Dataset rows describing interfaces
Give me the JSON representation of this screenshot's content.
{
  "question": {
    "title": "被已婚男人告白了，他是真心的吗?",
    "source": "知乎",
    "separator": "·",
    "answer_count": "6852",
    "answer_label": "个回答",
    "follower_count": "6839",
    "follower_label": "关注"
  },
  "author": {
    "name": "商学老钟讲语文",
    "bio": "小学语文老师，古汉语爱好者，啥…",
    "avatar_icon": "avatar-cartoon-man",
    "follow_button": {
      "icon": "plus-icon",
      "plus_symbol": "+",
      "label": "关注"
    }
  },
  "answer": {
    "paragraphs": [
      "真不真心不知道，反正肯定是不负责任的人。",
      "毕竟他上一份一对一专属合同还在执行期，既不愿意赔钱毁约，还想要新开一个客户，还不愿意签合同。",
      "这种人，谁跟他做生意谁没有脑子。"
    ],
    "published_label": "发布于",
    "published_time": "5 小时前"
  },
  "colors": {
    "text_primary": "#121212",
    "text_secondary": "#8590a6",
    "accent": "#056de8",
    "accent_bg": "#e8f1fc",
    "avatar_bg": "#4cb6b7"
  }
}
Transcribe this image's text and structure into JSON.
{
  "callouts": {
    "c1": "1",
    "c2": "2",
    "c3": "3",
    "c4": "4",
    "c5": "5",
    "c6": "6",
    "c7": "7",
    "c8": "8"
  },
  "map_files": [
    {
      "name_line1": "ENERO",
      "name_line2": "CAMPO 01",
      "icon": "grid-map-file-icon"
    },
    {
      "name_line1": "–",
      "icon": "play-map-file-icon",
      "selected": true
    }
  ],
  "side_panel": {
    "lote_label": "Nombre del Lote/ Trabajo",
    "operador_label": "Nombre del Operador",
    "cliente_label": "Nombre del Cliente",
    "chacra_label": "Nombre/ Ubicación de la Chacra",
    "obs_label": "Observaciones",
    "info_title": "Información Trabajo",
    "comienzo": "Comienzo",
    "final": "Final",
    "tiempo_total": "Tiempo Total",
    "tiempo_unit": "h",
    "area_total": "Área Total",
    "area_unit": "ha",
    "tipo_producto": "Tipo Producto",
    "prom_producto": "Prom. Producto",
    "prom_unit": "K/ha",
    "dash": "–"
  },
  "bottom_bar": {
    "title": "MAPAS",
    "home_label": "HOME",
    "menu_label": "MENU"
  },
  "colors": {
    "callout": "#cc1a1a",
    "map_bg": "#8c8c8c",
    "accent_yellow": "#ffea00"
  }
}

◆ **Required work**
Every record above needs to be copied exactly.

◆ **Response**
Give me the JSON representation of this screenshot's content.
{
  "question": {
    "title": "被已婚男人告白了，他是真心的吗?",
    "source": "知乎",
    "separator": "·",
    "answer_count": "6852",
    "answer_label": "个回答",
    "follower_count": "6839",
    "follower_label": "关注"
  },
  "author": {
    "name": "商学老钟讲语文",
    "bio": "小学语文老师，古汉语爱好者，啥…",
    "avatar_icon": "avatar-cartoon-man",
    "follow_button": {
      "icon": "plus-icon",
      "plus_symbol": "+",
      "label": "关注"
    }
  },
  "answer": {
    "paragraphs": [
      "真不真心不知道，反正肯定是不负责任的人。",
      "毕竟他上一份一对一专属合同还在执行期，既不愿意赔钱毁约，还想要新开一个客户，还不愿意签合同。",
      "这种人，谁跟他做生意谁没有脑子。"
    ],
    "published_label": "发布于",
    "published_time": "5 小时前"
  },
  "colors": {
    "text_primary": "#121212",
    "text_secondary": "#8590a6",
    "accent": "#056de8",
    "accent_bg": "#e8f1fc",
    "avatar_bg": "#4cb6b7"
  }
}
Transcribe this image's text and structure into JSON.
{
  "callouts": {
    "c1": "1",
    "c2": "2",
    "c3": "3",
    "c4": "4",
    "c5": "5",
    "c6": "6",
    "c7": "7",
    "c8": "8"
  },
  "map_files": [
    {
      "name_line1": "ENERO",
      "name_line2": "CAMPO 01",
      "icon": "grid-map-file-icon"
    },
    {
      "name_line1": "–",
      "icon": "play-map-file-icon",
      "selected": true
    }
  ],
  "side_panel": {
    "lote_label": "Nombre del Lote/ Trabajo",
    "operador_label": "Nombre del Operador",
    "cliente_label": "Nombre del Cliente",
    "chacra_label": "Nombre/ Ubicación de la Chacra",
    "obs_label": "Observaciones",
    "info_title": "Información Trabajo",
    "comienzo": "Comienzo",
    "final": "Final",
    "tiempo_total": "Tiempo Total",
    "tiempo_unit": "h",
    "area_total": "Área Total",
    "area_unit": "ha",
    "tipo_producto": "Tipo Producto",
    "prom_producto": "Prom. Producto",
    "prom_unit": "K/ha",
    "dash": "–"
  },
  "bottom_bar": {
    "title": "MAPAS",
    "home_label": "HOME",
    "menu_label": "MENU"
  },
  "colors": {
    "callout": "#cc1a1a",
    "map_bg": "#8c8c8c",
    "accent_yellow": "#ffea00"
  }
}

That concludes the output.